**Work to be completed**
Your answer must be the full listing below, repeated exactly, with no pictures in it.
━━━ Source information ━━━
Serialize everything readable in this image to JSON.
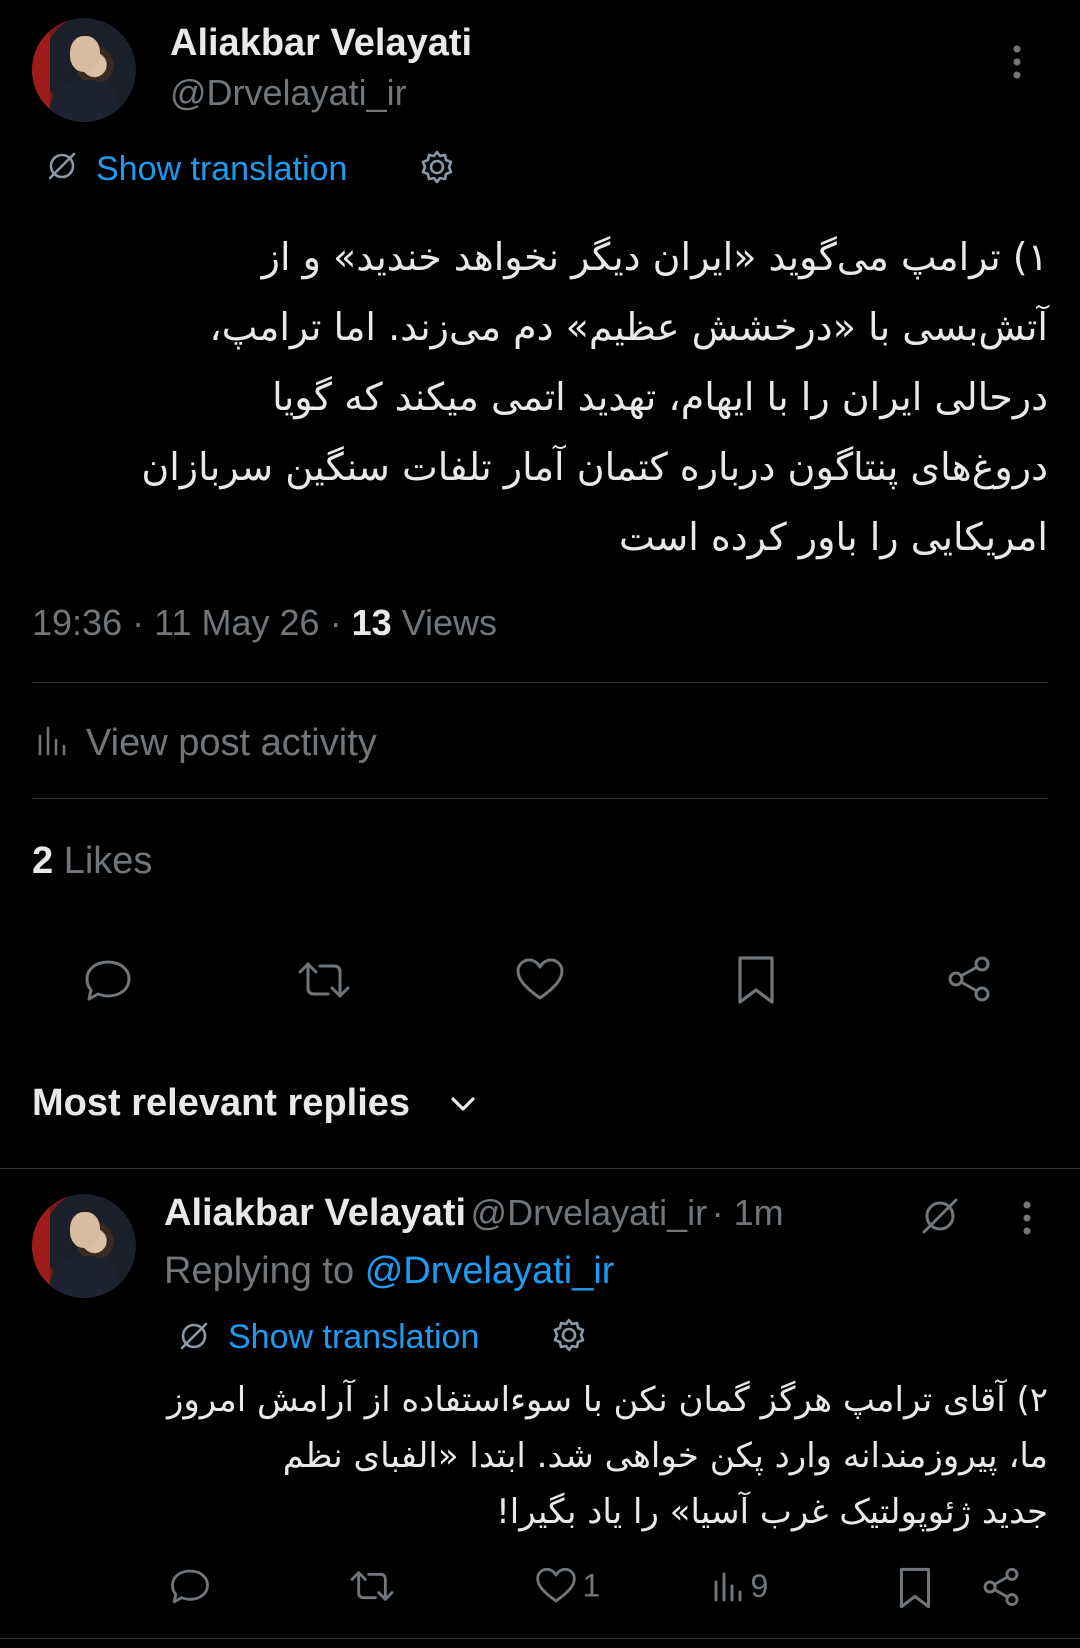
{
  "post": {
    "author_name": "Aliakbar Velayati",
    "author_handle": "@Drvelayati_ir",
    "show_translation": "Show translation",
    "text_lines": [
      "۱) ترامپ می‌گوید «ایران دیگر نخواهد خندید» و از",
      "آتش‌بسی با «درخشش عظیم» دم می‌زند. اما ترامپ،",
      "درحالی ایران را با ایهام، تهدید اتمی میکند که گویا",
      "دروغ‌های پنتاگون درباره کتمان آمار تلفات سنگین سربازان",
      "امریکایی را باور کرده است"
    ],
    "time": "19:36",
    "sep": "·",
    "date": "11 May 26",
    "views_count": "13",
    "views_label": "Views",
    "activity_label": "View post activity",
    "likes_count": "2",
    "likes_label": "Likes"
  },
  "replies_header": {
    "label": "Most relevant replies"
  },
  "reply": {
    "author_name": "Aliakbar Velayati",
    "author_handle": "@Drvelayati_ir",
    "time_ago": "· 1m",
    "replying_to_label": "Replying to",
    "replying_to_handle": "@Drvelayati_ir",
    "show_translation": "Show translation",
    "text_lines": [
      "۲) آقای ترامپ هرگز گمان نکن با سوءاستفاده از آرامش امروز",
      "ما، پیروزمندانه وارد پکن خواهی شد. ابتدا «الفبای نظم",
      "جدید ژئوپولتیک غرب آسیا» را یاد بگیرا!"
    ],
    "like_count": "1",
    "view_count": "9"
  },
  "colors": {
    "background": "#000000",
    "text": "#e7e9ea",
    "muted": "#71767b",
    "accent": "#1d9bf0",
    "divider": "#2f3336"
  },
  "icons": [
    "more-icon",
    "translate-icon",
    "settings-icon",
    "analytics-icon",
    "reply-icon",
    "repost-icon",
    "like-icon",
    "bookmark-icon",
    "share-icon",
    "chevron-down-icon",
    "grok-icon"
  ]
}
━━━
**Answer**
Serialize everything readable in this image to JSON.
{
  "post": {
    "author_name": "Aliakbar Velayati",
    "author_handle": "@Drvelayati_ir",
    "show_translation": "Show translation",
    "text_lines": [
      "۱) ترامپ می‌گوید «ایران دیگر نخواهد خندید» و از",
      "آتش‌بسی با «درخشش عظیم» دم می‌زند. اما ترامپ،",
      "درحالی ایران را با ایهام، تهدید اتمی میکند که گویا",
      "دروغ‌های پنتاگون درباره کتمان آمار تلفات سنگین سربازان",
      "امریکایی را باور کرده است"
    ],
    "time": "19:36",
    "sep": "·",
    "date": "11 May 26",
    "views_count": "13",
    "views_label": "Views",
    "activity_label": "View post activity",
    "likes_count": "2",
    "likes_label": "Likes"
  },
  "replies_header": {
    "label": "Most relevant replies"
  },
  "reply": {
    "author_name": "Aliakbar Velayati",
    "author_handle": "@Drvelayati_ir",
    "time_ago": "· 1m",
    "replying_to_label": "Replying to",
    "replying_to_handle": "@Drvelayati_ir",
    "show_translation": "Show translation",
    "text_lines": [
      "۲) آقای ترامپ هرگز گمان نکن با سوءاستفاده از آرامش امروز",
      "ما، پیروزمندانه وارد پکن خواهی شد. ابتدا «الفبای نظم",
      "جدید ژئوپولتیک غرب آسیا» را یاد بگیرا!"
    ],
    "like_count": "1",
    "view_count": "9"
  },
  "colors": {
    "background": "#000000",
    "text": "#e7e9ea",
    "muted": "#71767b",
    "accent": "#1d9bf0",
    "divider": "#2f3336"
  },
  "icons": [
    "more-icon",
    "translate-icon",
    "settings-icon",
    "analytics-icon",
    "reply-icon",
    "repost-icon",
    "like-icon",
    "bookmark-icon",
    "share-icon",
    "chevron-down-icon",
    "grok-icon"
  ]
}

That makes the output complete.